NHL Salary Cap Could Be Lower Than Projected.

Earlier this season the NHL projected the salary cap could rise to as much as $71.1 million for 2014-15. The cap minimum was projected to rise to $52 million. This was good news for a number of NHL teams hampered by this season’s artificially-lowered cap ceiling of $64.3 million.

With the salary cap expected to jump by $6.8 million, there was anticipation this coming summer would be a very busy one for trades and free agent signings. Teams which traditionally spent to the ceiling would have more money to spend in re-signing key players and adding new talent, while clubs which usually hug the cap floor would be forced to spend more.

In the wake of the 2014 NHL trade deadline, however, a report in the Los Angeles Times claims the cap might not rise as high as expected after all.

NHL GMs won't have as much of this to spend next season as they originally thought.

NHL GMs won’t have as much of this to spend next season as they originally thought.

 Times reporter Helene Elliott reports LA Kings GM Dean Lombardi claimed next season’s salary cap would be substantially lower, perhaps coming in around $68 million. He said this was due to the recent weakness in the Canadian dollar, adding it could be verified through the league.

For Lombardi’s Kings, that will create a significant problem heading into the off-season. With a cap ceiling of $71.1 million, CapGeek.com indicates they have over $14.6 million in projected cap space for next season. That would provide Lombardi with ample space to re-sign or replace his five pending free agents (Marian Gaborik, Trevor Lewis, Dwight King, Willie Mitchell and Matt Greene), plus leave sufficient room for additions as required throughout next season.
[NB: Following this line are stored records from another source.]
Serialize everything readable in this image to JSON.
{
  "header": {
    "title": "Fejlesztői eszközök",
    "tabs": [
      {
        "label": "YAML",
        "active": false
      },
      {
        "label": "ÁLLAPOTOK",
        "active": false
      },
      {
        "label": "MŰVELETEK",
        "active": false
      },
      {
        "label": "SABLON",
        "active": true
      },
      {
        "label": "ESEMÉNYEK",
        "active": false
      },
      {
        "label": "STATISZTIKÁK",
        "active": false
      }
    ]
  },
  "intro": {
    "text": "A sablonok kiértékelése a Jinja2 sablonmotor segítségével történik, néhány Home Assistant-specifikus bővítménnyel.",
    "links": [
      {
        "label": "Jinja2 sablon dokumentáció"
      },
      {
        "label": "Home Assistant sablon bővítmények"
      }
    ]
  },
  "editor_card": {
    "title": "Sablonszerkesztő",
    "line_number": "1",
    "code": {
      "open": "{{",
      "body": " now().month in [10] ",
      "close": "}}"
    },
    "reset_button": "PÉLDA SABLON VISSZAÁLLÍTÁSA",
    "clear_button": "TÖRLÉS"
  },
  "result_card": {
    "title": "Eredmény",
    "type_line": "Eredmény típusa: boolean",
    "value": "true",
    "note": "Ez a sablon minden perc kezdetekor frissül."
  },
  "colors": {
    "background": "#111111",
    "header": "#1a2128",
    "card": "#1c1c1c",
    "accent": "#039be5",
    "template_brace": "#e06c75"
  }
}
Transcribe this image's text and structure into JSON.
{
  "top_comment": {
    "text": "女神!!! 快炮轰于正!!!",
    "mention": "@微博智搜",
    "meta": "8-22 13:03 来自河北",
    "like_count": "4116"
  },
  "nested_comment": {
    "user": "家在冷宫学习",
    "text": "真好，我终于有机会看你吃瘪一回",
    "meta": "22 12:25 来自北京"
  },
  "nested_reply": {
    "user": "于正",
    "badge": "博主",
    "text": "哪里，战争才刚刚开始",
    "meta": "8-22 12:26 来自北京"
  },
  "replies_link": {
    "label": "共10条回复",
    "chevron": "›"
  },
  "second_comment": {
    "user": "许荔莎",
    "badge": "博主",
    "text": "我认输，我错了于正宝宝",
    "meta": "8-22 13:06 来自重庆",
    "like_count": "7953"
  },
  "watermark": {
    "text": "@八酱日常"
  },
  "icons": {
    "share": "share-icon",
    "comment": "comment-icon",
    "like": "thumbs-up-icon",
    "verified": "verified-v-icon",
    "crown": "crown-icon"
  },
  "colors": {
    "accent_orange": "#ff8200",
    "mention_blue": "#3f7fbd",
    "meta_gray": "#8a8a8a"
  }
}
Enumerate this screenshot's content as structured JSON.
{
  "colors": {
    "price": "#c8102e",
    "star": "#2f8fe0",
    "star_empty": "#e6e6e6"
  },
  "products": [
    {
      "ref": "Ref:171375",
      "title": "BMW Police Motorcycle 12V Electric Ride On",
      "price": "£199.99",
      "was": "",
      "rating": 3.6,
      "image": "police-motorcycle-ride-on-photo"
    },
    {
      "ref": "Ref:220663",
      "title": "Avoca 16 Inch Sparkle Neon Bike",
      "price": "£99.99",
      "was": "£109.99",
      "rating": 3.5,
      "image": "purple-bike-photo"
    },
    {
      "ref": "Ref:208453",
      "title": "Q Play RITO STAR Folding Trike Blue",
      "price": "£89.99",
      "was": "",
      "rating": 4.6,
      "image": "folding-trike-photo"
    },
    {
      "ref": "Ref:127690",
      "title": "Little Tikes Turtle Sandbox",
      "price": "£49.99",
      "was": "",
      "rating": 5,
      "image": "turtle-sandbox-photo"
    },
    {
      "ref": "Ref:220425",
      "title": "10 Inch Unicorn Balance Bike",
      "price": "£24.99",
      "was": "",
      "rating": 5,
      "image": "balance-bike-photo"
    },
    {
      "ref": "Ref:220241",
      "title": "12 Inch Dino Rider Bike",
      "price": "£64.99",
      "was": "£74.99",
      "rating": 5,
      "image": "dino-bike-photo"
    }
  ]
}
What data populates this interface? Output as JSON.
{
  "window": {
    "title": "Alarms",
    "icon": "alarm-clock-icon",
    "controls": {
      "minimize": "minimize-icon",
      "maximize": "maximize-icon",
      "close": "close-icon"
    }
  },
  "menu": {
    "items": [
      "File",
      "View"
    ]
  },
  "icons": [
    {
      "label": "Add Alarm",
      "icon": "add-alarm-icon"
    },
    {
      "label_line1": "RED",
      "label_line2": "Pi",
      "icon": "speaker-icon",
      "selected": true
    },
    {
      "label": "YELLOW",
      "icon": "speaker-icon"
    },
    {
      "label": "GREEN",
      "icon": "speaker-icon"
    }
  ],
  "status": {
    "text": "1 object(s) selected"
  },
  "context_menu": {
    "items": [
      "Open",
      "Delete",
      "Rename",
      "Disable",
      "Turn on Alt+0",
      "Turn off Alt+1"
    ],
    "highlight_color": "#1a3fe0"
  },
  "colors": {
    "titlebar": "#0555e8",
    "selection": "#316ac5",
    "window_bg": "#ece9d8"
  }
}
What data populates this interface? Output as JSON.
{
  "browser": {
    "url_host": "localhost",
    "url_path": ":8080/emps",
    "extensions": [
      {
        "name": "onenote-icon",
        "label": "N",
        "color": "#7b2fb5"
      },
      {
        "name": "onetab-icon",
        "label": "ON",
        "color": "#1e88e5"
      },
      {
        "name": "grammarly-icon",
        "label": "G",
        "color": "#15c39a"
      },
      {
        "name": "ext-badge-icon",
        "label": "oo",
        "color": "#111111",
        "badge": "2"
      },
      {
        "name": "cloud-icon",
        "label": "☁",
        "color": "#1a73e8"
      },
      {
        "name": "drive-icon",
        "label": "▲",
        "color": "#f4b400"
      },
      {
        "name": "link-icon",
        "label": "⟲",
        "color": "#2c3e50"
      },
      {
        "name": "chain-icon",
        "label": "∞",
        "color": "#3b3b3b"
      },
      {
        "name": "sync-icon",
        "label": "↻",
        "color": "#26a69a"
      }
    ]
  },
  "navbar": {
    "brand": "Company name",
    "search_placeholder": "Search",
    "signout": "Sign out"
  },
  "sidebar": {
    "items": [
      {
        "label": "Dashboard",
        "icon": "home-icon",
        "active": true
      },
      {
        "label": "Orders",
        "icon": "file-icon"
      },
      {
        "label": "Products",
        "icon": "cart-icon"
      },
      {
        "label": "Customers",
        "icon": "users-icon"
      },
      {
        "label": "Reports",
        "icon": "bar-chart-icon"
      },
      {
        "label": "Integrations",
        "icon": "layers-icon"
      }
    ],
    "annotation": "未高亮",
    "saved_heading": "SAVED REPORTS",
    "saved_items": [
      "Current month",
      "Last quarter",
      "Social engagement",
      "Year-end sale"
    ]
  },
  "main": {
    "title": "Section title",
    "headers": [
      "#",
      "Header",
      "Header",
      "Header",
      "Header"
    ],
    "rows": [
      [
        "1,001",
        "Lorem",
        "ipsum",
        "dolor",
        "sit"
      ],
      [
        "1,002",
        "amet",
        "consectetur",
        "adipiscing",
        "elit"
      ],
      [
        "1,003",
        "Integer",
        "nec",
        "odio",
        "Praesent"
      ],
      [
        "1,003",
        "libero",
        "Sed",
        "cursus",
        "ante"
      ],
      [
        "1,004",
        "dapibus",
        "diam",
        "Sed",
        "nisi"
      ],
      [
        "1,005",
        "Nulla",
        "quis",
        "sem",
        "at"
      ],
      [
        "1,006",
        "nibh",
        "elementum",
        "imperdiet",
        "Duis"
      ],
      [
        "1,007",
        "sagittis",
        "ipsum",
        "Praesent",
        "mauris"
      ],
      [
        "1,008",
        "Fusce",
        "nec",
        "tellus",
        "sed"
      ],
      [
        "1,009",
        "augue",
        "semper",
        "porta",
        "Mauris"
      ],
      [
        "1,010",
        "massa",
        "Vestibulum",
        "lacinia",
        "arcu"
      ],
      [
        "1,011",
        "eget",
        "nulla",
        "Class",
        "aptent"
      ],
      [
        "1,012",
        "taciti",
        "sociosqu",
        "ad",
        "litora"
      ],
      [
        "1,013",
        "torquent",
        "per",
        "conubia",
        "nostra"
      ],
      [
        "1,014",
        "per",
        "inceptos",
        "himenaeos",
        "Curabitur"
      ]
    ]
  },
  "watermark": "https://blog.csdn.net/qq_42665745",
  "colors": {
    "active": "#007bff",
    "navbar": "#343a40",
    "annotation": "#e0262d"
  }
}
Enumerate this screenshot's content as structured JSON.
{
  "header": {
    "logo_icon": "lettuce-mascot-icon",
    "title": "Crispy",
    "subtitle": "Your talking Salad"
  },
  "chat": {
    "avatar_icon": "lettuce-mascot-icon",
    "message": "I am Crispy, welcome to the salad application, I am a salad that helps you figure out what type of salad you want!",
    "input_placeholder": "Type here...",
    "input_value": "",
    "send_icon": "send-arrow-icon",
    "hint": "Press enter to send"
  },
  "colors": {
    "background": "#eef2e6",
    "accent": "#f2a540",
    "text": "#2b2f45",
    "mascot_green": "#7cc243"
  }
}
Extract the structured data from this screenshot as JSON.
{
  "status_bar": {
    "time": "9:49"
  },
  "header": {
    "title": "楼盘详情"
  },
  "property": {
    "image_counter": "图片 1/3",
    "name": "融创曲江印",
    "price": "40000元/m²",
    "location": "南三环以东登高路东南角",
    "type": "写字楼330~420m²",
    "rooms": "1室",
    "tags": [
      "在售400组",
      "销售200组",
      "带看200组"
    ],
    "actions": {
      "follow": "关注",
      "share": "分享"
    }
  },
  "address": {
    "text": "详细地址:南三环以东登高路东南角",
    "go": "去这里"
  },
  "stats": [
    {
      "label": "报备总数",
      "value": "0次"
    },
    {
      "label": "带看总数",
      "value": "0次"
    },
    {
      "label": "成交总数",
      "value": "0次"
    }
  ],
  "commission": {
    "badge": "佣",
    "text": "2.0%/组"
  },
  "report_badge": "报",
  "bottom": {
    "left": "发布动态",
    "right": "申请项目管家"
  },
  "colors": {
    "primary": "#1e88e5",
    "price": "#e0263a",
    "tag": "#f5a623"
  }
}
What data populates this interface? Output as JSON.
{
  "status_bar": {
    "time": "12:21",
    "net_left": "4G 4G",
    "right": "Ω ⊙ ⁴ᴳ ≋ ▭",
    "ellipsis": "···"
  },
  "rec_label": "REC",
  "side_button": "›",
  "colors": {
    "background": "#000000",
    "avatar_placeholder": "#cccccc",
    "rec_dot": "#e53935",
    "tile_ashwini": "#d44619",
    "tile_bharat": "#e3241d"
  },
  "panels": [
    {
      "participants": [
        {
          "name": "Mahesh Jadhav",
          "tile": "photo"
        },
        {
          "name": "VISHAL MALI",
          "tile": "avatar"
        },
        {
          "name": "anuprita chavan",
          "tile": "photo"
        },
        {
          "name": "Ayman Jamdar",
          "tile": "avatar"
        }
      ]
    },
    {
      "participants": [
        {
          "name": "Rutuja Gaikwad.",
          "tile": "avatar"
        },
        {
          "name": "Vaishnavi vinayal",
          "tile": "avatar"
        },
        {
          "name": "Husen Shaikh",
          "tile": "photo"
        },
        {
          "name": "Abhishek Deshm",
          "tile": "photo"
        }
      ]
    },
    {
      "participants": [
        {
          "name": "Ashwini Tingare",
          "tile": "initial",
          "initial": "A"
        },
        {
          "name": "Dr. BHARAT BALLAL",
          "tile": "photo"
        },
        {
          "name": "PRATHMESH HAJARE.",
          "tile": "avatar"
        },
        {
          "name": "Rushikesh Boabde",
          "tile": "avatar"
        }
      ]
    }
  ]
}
A cap ceiling of $68 million leaves them with $11.5 million in cap room. As Lombardi stated, that reduction of $3.1 million could affect his efforts to re-sign most of his key players.

The Kings aren’t the only club which could be adversely affected by this reduction.

The Boston Bruins currently have a projected $9.12 million in cap space to re-sign or replace Jarome Iginla, Shawn Thornton, Reilly Smith, Andrej Meszaros, Torey Krug, Chad Johnson and Matt Bartkowski. With Marc Savard on permanent LTIR, that jumps to over $13 million. However, with a cap of $68 million, they’ll have only a little over $10 million of available space.

The Philadelphia Flyers currently have a projected $12.6 million in cap space. They must re-sign or replace Brayden Schenn. Kimmo Timonen, Andrew MacDonald, Steve Downie, Ray Emery, and Erik Gustafsson. With Chris Pronger on permanent LTIR they get over $4.9 million in cap relief, giving them around $17.5 million to invest. However, a $68 million cap reduces that to around $14.4 million.

Among the notable the San Jose Sharks must re-sign or replace are Dan Boyle, Jason Demers, Tommy Wingels and Alex Stalock. They currently have a projected $12.3 million in cap space for next season. With a $68 million cap, that drops to $9.2 million.

Not only will a $68 million cap affect free agent signings, it could also have an effect upon this summer’s trade market. Granted, an increase by $4 million over the current $64.3 ceiling, combined with retained salary transactions, should lead to increased trade activity compared to last summer. Still, a $71.1 million cap ceiling would prompt more player movement, enticing some general managers to take bigger risks for high-salaried stars.

This is good news for traditional low-spending teams like the New York Islanders and Florida Panthers. If the cap ceiling doesn’t go up as much, neither will the cap floor, meaning they won’t have to spend as much to become cap compliant.

This also demonstrates how much influence the Canadian dollar has upon NHL revenue. This season saw several successful stadium series, an increase in season-ticket sales and improved television ratings for the NHL. The seven Canadian teams (which are assumed to account for between 35-40 percent of league revenue) are still doing well at the gate, especially in Toronto and Montreal. Despite these successes, the drop in the value of the “loonie” will have significant consequences upon NHL coffers.


  1. Hey Lyle,

    Do you think, given the impact of changes in the Canadian dollar, this hurts efforts to land new teams in Canadien markets? If you want to play ‘conservative’ with your expension, placing a team where the gate maya be better, but a sudden currency fluctuation has that much of an impact may not be appealing to owners.

    • Agreed. I don’t think it’ll prevent further expansion into Canada (particularly the lucrative Toronto market, which could easily sustain a second NHL franchise), but it could certainly slow the process if the “loonie” should further decline and remain well under par with the American dollar for a prolonged period.